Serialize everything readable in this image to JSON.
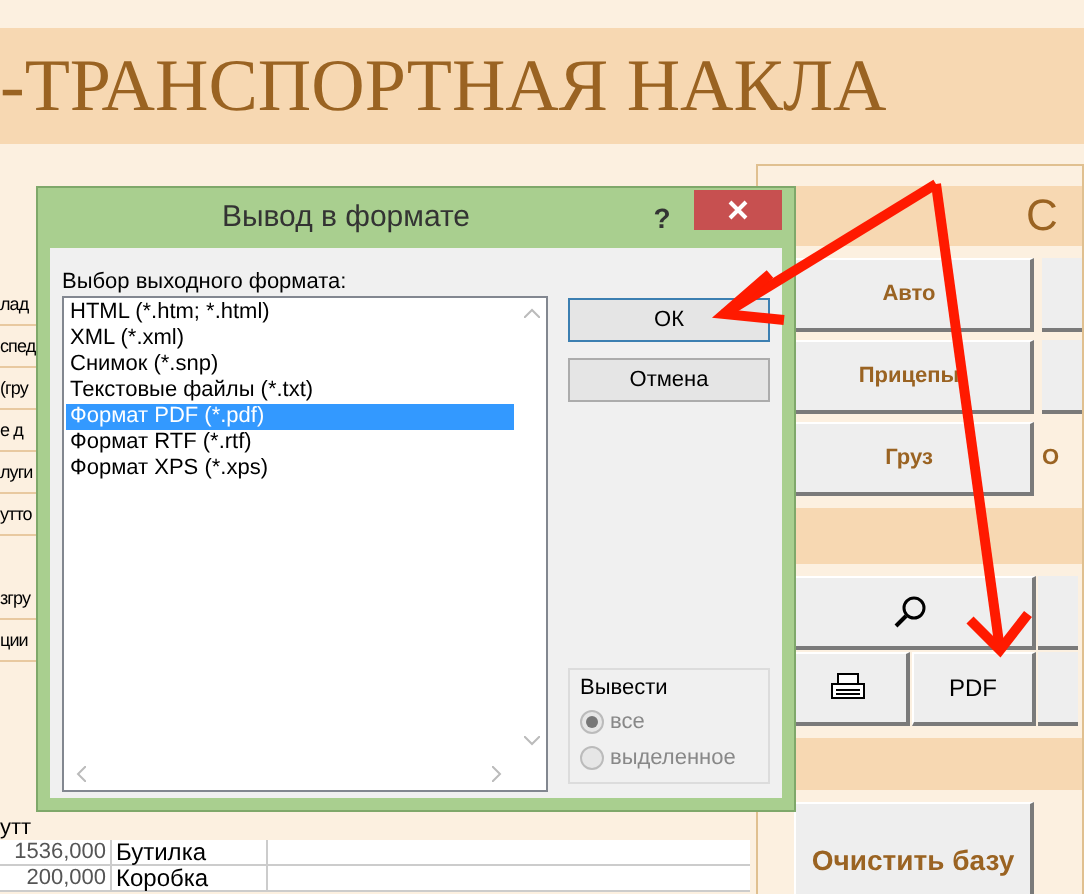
{
  "app_title": "-ТРАНСПОРТНАЯ НАКЛА",
  "form_labels": [
    "лад",
    "спед",
    "(гру",
    "е д",
    "луги",
    "утто",
    "згру",
    "ции"
  ],
  "table_header": "утт",
  "table_rows": [
    {
      "amount": "1536,000",
      "package": "Бутилка"
    },
    {
      "amount": "200,000",
      "package": "Коробка"
    }
  ],
  "right_panel": {
    "header": "С",
    "buttons": [
      "Авто",
      "Прицепы",
      "Груз"
    ],
    "side_label": "О",
    "pdf_button": "PDF",
    "clear_button": "Очистить базу"
  },
  "dialog": {
    "title": "Вывод в формате",
    "help": "?",
    "list_label": "Выбор выходного формата:",
    "formats": [
      {
        "label": "HTML (*.htm; *.html)",
        "selected": false
      },
      {
        "label": "XML (*.xml)",
        "selected": false
      },
      {
        "label": "Снимок (*.snp)",
        "selected": false
      },
      {
        "label": "Текстовые файлы (*.txt)",
        "selected": false
      },
      {
        "label": "Формат PDF (*.pdf)",
        "selected": true
      },
      {
        "label": "Формат RTF (*.rtf)",
        "selected": false
      },
      {
        "label": "Формат XPS (*.xps)",
        "selected": false
      }
    ],
    "buttons": [
      "ОК",
      "Отмена"
    ],
    "output_group": {
      "title": "Вывести",
      "disabled": true,
      "options": [
        {
          "label": "все",
          "selected": true
        },
        {
          "label": "выделенное",
          "selected": false
        }
      ]
    }
  }
}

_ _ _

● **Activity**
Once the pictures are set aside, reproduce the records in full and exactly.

● **Reply to the task**
Serialize everything readable in this image to JSON.
{
  "app_title": "-ТРАНСПОРТНАЯ НАКЛА",
  "form_labels": [
    "лад",
    "спед",
    "(гру",
    "е д",
    "луги",
    "утто",
    "згру",
    "ции"
  ],
  "table_header": "утт",
  "table_rows": [
    {
      "amount": "1536,000",
      "package": "Бутилка"
    },
    {
      "amount": "200,000",
      "package": "Коробка"
    }
  ],
  "right_panel": {
    "header": "С",
    "buttons": [
      "Авто",
      "Прицепы",
      "Груз"
    ],
    "side_label": "О",
    "pdf_button": "PDF",
    "clear_button": "Очистить базу"
  },
  "dialog": {
    "title": "Вывод в формате",
    "help": "?",
    "list_label": "Выбор выходного формата:",
    "formats": [
      {
        "label": "HTML (*.htm; *.html)",
        "selected": false
      },
      {
        "label": "XML (*.xml)",
        "selected": false
      },
      {
        "label": "Снимок (*.snp)",
        "selected": false
      },
      {
        "label": "Текстовые файлы (*.txt)",
        "selected": false
      },
      {
        "label": "Формат PDF (*.pdf)",
        "selected": true
      },
      {
        "label": "Формат RTF (*.rtf)",
        "selected": false
      },
      {
        "label": "Формат XPS (*.xps)",
        "selected": false
      }
    ],
    "buttons": [
      "ОК",
      "Отмена"
    ],
    "output_group": {
      "title": "Вывести",
      "disabled": true,
      "options": [
        {
          "label": "все",
          "selected": true
        },
        {
          "label": "выделенное",
          "selected": false
        }
      ]
    }
  }
}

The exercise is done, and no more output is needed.